Educating the Public is Slow, and Getting Them to Change is Even Slower
Having knowledge about the risks of smoking does not automatically lead to a change in behavior, as you well know. Smoking is usually the result of a powerful addiction.
There are many reasons to quit smoking -- the two most common ones being personal health and cost.
But what about quitting for the sake of your furry family members? A recent survey suggests your pet’s health might be your strongest motivator.
The Henry Ford Health System in Detroit conducted an online survey to find out if pet owners, given information about the negative health effects on their pets, would snuff out their cigarettes. Of the 3,293 U.S. pet owners surveyed, 28 percent said they would try to stop smoking based on the knowledge that it was harming their pets.
In the U.S., there are 71 million pet owners. About one-fifth of those are also smokers.
This seems to imply that educating pet owners could have a significant impact on reducing smoking rates—and that would greatly improve the health of people and animals alike.
If you won’t quit for yourself, will you do it for Fluffy?
Recognizing Nicotine Poisoning
In addition to inhaling carcinogens, your smoking habit can harm pets in some surprising ways:
By ingesting cigarette or cigar butts, which contain high levels of nicotine and other toxins
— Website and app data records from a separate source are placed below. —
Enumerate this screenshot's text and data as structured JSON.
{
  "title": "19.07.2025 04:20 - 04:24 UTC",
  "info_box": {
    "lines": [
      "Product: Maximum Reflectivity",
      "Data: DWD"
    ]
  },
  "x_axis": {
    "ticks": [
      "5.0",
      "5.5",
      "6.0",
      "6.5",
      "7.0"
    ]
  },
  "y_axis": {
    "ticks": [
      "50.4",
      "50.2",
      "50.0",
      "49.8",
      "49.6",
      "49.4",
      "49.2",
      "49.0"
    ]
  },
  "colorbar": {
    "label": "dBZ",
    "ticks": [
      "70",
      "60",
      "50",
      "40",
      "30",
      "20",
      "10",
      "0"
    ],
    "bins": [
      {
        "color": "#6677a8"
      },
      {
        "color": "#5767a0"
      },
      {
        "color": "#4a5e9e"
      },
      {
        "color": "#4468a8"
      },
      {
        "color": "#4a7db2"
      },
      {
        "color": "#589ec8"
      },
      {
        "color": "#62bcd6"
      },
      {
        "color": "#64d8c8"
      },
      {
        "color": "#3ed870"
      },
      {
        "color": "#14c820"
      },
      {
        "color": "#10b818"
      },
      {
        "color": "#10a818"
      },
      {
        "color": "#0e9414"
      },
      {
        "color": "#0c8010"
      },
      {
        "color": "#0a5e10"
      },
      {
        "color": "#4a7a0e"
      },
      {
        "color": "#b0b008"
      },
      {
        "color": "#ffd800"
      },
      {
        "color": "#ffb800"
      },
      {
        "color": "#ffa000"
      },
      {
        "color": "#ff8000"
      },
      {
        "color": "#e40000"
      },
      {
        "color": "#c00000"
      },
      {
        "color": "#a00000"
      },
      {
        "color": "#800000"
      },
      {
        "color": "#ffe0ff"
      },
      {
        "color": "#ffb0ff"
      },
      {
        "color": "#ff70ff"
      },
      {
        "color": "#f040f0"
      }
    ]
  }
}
By drinking water that contains cigar or cigarette butts, where nicotine has become concentrated
By ingesting nicotine replacement gum and patches, or cigarettes, cigars or snuff
The toxic level of nicotine, for both dogs and cats, is 0.5-1.0 mg of nicotine per pound of body weight. In dogs, 10 mg/kg is potentially fatal.
One cigarette contains 15-25 mg of nicotine, depending on the brand. The butt of a cigarette has a surprisingly large concentration of nicotine for its size -- 4 to 8 mg.
Signs and symptoms of nicotine poisoning in your dog or cat include:
Tremors, twitching, or seizures
Auditory and visual hallucinations
Excitement, racing heart (but slow heart rate with small doses)
Vomiting and diarrhea
If you suspect your pet has ingested nicotine, call your vet immediately or the Animal Poison Control Center at 888-426-4435.
What You Can Do to Protect Your Pets -- Until You Quit Smoking
Exposing your loved ones and pets to second- or third-hand smoke is clearly not helping their health. You owe it to your pets to clean up your act.
To minimize their risks while you’re working your way up to quitting smoking, you can:
Follow the advice of the ASPA and “take it outside.” Smoking only outdoors will prevent a large share of smoke particles from settling into your home or car, reducing your pet’s toxic load.
Use a high-quality air purifier in your home to help remove excess toxins.
Change your clothes after smoking, and wash your clothing right away--or at the very least, air it out outside.
Wash your hands after smoking, and before you touch your pets
Ideally, wash your hair after you smoke, especially if you have a pet (or a child) that will be in close proximity to you.
Keep ashtrays clean -- don’t leave them for your pets to find.
Dispose of cigars, cigarettes, nicotine gum, patches, snuff, smokeless tobacco, etc. in receptacles that can’t be accessed by pets.